In recent years, satellite networks have evolved from the first geostationary satellite networks, used for broadcasting, to future Low Earth Orbit (LEO) constellations or very high-throughput satellites. Through these evolutions, the question of the harmonious operation between satellite and terrestrial components has been posed recurrently. The RMESS team is looking for solutions adapted to the use of satellite links for communications whether in the framework of current (mainly IP based) or future network architectures such as software-defined networks (SDN), content-based networks (CDN, ICN), or the 5th generation of mobile networks (5G) integrating the IoT (Internet of Things) context . Works, carried out through studies and partly through Ph. D. theses, are now moving towards the implementation of network techniques less and less specific to the satellite world. One of the active (and historical) pillars of the team activity in the network domain is unquestionably that of resource management. It is divided into two traditional axes: access methods and scheduling. Thus, work related to the resource management and the quality of service always focus on the access layer according to the evolution of the physical layers. Terrestrial transport protocols are significantly degraded in a satellite environment because of their strong dependence on round-trip time. The RMESS team has been working in this field for several years, and its expertise in this field is strong and covers skills from levels close to the physical layer up to service levels. Besides, the advent of multihoming solutions adapted to terrestrial-satellite hybrid scenarios opens the way to the experimentation of innovative solutions for load-balancing or dynamic routing of content that are placed in a context of network hybridization. The use of several links is indeed a common practice today. The methods used in our research involve stochastic modeling and analysis, optimization, simulation, prototyping, and experimentation. The results of our research are patented or published in high-level conferences and journals and are supported by national and European funding with strong industrial involvement.

Embedded networks and Cyber Physical Systems (Katia Jaffres-Runser)

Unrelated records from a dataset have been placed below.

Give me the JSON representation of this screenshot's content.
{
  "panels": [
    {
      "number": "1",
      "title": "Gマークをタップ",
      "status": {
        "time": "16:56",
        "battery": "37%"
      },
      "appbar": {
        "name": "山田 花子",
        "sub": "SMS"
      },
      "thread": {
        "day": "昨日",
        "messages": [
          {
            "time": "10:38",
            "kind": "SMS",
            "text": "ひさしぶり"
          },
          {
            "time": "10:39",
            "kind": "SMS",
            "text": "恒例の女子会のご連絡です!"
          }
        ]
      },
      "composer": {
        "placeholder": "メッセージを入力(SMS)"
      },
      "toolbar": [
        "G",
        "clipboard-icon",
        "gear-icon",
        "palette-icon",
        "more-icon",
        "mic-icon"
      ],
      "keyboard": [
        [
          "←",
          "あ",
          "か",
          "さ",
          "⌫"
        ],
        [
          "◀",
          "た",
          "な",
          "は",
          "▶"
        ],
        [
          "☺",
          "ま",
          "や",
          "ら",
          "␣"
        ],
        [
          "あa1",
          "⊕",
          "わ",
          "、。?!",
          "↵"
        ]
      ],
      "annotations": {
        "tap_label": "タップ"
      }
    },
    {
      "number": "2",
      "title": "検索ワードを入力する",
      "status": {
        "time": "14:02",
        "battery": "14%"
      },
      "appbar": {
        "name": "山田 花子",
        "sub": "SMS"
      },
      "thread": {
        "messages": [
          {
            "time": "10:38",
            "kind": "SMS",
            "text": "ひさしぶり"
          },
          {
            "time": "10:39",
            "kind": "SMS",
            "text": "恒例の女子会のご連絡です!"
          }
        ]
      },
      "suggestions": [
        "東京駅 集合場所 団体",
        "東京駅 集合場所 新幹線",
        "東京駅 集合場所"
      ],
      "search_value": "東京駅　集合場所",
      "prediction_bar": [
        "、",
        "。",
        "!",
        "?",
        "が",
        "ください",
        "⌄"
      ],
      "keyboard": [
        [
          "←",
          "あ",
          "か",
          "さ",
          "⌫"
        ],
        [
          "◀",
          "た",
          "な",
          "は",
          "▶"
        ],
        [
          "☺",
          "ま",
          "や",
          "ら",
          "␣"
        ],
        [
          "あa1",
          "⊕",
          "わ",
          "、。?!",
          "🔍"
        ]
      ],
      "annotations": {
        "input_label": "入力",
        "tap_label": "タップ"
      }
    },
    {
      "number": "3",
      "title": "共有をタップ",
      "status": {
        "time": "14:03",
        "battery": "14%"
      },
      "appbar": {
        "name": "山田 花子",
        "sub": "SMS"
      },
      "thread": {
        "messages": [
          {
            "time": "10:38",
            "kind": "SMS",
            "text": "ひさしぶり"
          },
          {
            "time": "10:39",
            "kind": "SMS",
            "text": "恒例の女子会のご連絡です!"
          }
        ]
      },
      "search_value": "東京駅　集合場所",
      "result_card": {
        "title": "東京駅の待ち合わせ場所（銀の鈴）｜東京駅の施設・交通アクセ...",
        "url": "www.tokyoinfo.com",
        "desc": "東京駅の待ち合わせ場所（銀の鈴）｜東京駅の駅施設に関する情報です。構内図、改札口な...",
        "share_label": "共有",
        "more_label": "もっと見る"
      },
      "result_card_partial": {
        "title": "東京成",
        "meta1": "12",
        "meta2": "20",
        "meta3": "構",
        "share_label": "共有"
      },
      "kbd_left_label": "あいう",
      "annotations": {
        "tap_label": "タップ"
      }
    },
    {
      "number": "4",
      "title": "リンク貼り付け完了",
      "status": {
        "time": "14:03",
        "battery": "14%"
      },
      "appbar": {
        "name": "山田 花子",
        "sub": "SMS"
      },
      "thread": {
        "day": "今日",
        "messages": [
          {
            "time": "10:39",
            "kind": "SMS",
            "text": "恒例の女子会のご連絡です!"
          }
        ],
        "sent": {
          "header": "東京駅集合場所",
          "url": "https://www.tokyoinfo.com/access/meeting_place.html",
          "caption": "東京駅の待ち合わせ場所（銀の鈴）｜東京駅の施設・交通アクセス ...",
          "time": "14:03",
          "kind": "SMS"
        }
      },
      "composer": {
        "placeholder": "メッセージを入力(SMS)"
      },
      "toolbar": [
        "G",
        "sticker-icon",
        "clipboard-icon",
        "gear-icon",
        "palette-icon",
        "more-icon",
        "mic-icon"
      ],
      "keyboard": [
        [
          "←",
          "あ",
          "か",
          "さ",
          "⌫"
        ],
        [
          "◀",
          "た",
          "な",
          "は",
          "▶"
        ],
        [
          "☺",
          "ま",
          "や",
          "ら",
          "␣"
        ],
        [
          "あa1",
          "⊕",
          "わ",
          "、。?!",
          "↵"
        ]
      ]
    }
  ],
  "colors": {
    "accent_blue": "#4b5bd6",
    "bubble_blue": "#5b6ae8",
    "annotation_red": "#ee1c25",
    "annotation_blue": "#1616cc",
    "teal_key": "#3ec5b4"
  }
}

The team has developed a strong expertise on the design, engineering and performance evaluation of embedded networks and protocols. One of the very specific expertise developed in the team is the design of certifiable embedded networks in the context of real-time systems. Their long-lasting collaboration with the avionics industry of Toulouse made the team develop the algorithms used to certify an AFDX network, the now de-facto networking standard for civil avionics. Certification algorithms together with the specification of AFDX offered the avionics industry a by-design certified embedded network. Mathematical tools such as network calculus, trajectory approach or model checking are leveraged for wired embedded network certification. This research has been driven by several research projects in the last two decades, nurturing a dozen of PhDs. Currently, they are investigating the design of new certifiable protocols for embedded real-time machine-to-machine communications, with a specific focus on the new time sensitive networking technology. Another more recent and core interest of this group is the certifiable design of wireless protocols for cyber physical systems. Machine to machine communications have to ensure reliability but timeliness on top of that in this wireless context. For wireless systems, stochastic bounds on communication delays have to be derived for certification. First results have led to the definition of models and algorithms for distributed medium access protocols and for centralized deterministic medium access protocols. For the latter types of protocols, efforts on time synchronization protocol certification are currently going on. Results on certifiable wireless protocols will serve several operational contexts : embedded networking, cyber-physical systems or industry 4.0.